While Bruno Mars gave her a run for her money, it was Beyoncé’s riveting performance of her anti-brutality song “Formation” during Sunday’s Super Bowl halftime performance that stole the show.
Needless to say, apologists for police brutality were incensed.
“I thought it was really outrageous that she used it as a platform to attack police officers,” former New York City Mayor Rudy Giuliani said on Fox News. “What she should be doing in the African-American community and in all communities is build up respect for police officers and focus on the fact that when something goes wrong, OK, we’ll work on that.”
When something goes wrong?
We’ve seen a parade of killer cops — even when caught on camera — walk scot-free as prosecutors and grand juries decide to look the other way. We saw a grand jury clear a police officer for the shooting of 12-year-old Tamir Rice, who was playing with a toy gun. We saw prosecutors refuse to charge police officers who murdered Eric Garner for the unpardonable crime of selling loose cigarettes. We saw police officers cleared after shooting — without warning — 22-year-old John Crawford for the capital crime of picking up a for-sale BB gun at a Wal-Mart. And these weren’t aberrations.
Giuliani and his friends refuse to even acknowledge the real scourge of unwarranted police violence. They’re certainly not serious about “working on that.”
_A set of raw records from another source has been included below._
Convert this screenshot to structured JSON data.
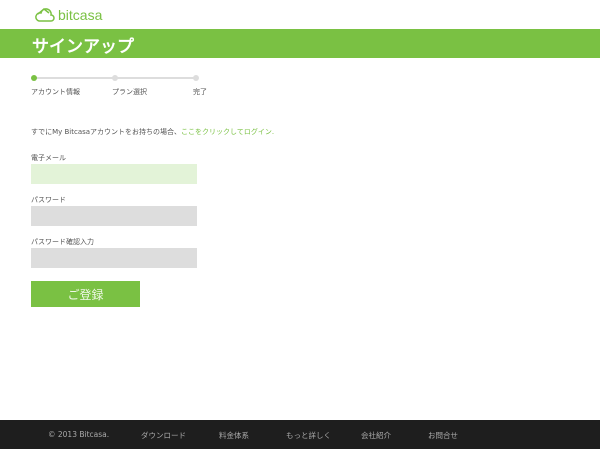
{
  "brand": {
    "name": "bitcasa",
    "accent": "#7ac143"
  },
  "header": {
    "title": "サインアップ"
  },
  "steps": [
    {
      "label": "アカウント情報",
      "active": true
    },
    {
      "label": "プラン選択",
      "active": false
    },
    {
      "label": "完了",
      "active": false
    }
  ],
  "intro": {
    "text": "すでにMy Bitcasaアカウントをお持ちの場合、",
    "link": "ここをクリックしてログイン."
  },
  "form": {
    "email_label": "電子メール",
    "email_value": "",
    "password_label": "パスワード",
    "password_value": "",
    "confirm_label": "パスワード確認入力",
    "confirm_value": "",
    "submit_label": "ご登録"
  },
  "footer": {
    "copyright": "© 2013 Bitcasa.",
    "links": [
      "ダウンロード",
      "料金体系",
      "もっと詳しく",
      "会社紹介",
      "お問合せ"
    ]
  }
}
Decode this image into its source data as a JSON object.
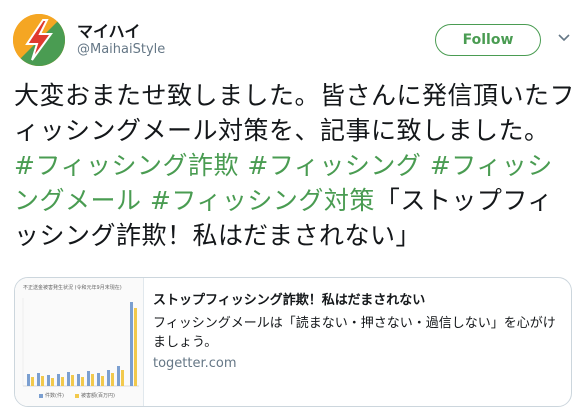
{
  "user": {
    "name": "マイハイ",
    "handle": "@MaihaiStyle",
    "avatar_icon": "lightning-bolt-logo"
  },
  "follow_button": {
    "label": "Follow"
  },
  "menu": {
    "icon": "chevron-down-icon"
  },
  "tweet": {
    "text": "大変おまたせ致しました。皆さんに発信頂いたフィッシングメール対策を、記事に致しました。",
    "hashtags": [
      "#フィッシング詐欺",
      "#フィッシング",
      "#フィッシングメール",
      "#フィッシング対策"
    ],
    "quote": "「ストップフィッシング詐欺！私はだまされない」"
  },
  "card": {
    "thumb_title": "不正送金被害発生状況 (令和元年9月末現在)",
    "thumb_legend_a": "件数(件)",
    "thumb_legend_b": "被害額(百万円)",
    "title": "ストップフィッシング詐欺！私はだまされない",
    "description": "フィッシングメールは「読まない・押さない・過信しない」を心がけましょう。",
    "domain": "togetter.com"
  },
  "colors": {
    "accent": "#4a9c52",
    "avatar_orange": "#f5a623",
    "avatar_red": "#e03a2f",
    "muted": "#657786",
    "border": "#ccd6dd"
  }
}
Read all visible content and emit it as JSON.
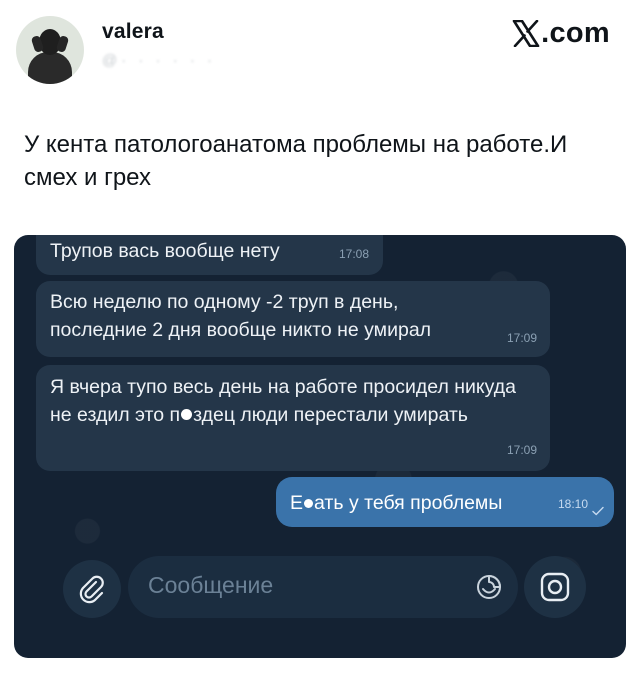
{
  "post": {
    "author_name": "valera",
    "author_handle": "@·  ·  ·  ·  ·  ·",
    "brand": ".com",
    "text": "У кента патологоанатома проблемы на работе.И смех и грех"
  },
  "chat": {
    "messages": [
      {
        "text": "Трупов вась вообще нету",
        "time": "17:08",
        "direction": "incoming"
      },
      {
        "text": "Всю неделю по одному -2 труп в день, последние 2 дня вообще никто не умирал",
        "time": "17:09",
        "direction": "incoming"
      },
      {
        "text_before": "Я вчера тупо весь день на работе просидел никуда не ездил это п",
        "text_after": "здец люди перестали умирать",
        "time": "17:09",
        "direction": "incoming"
      },
      {
        "text_before": "Е",
        "text_after": "ать у тебя проблемы",
        "time": "18:10",
        "direction": "outgoing",
        "status_icon": "read-check-icon"
      }
    ],
    "composer": {
      "placeholder": "Сообщение",
      "attach_icon": "paperclip-icon",
      "sticker_icon": "sticker-icon",
      "camera_icon": "camera-icon"
    }
  },
  "colors": {
    "chat_background": "#142233",
    "incoming_bubble": "#243649",
    "outgoing_bubble": "#3a73aa"
  }
}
Fox News host Brian Kilmeade predictably shared in the mock outrage. “I couldn’t really make out what Beyoncé was saying,” he said. “[T]he song, the lyrics, which I couldn’t make out a syllable, were basically telling cops to stop shooting blacks!” Kilmeade was literally outraged at the suggestion that African-Americans shouldn’t be shot. This, despite the reality that 1 in every 65 deaths of young African-American men is at the hands of police, a trend that continues unabated.
Meanwhile, Long Island Rep. Pete King (R) also stood up for unaccountable homicidal cops. “[H]er pro-Black Panther and anti-cop video ‘Formation’ and her Super Bowl appearance is just one more example of how acceptable it has become to be anti-police when it is the men and women in blue who put their lives on the line for all of us and deserve our strong support,” he said.
The best way to support police is to weed out the bad apples that undermine public trust in their profession. Yet conservatives seem hell-bent on enabling the worst elements in America’s police departments, further alienating them from their communities.
Giuliani continued: “This is a political position, and she’s probably going to take advantage of it. You’re talking to middle America when you have the Super Bowl. So if you’re going to have entertainment, let’s have decent, wholesome entertainment.”
Seventy percent of NFL players are African-American men. Not only is Black Lives Matter one of the defining issues of our time, it is one of particular relevance in the context of professional football. The players may be providing “wholesome entertainment,” but their communities are bleeding. This crisis matters, and it demands attention, even in Giuliani’s implicitly white “middle America.” (The residents of Ferguson, Mo., are certainly in middle America and likely approved of Beyoncé’s message.)
There was simply no better place for Beyoncé to perform her new anthem than the Super Bowl. And there was simply no better message for Super Bowl viewers to hear in 2016 than a clarion call to stop state-sponsored killings of young African-Americans.
Moulitsas is the founder and publisher of Daily Kos.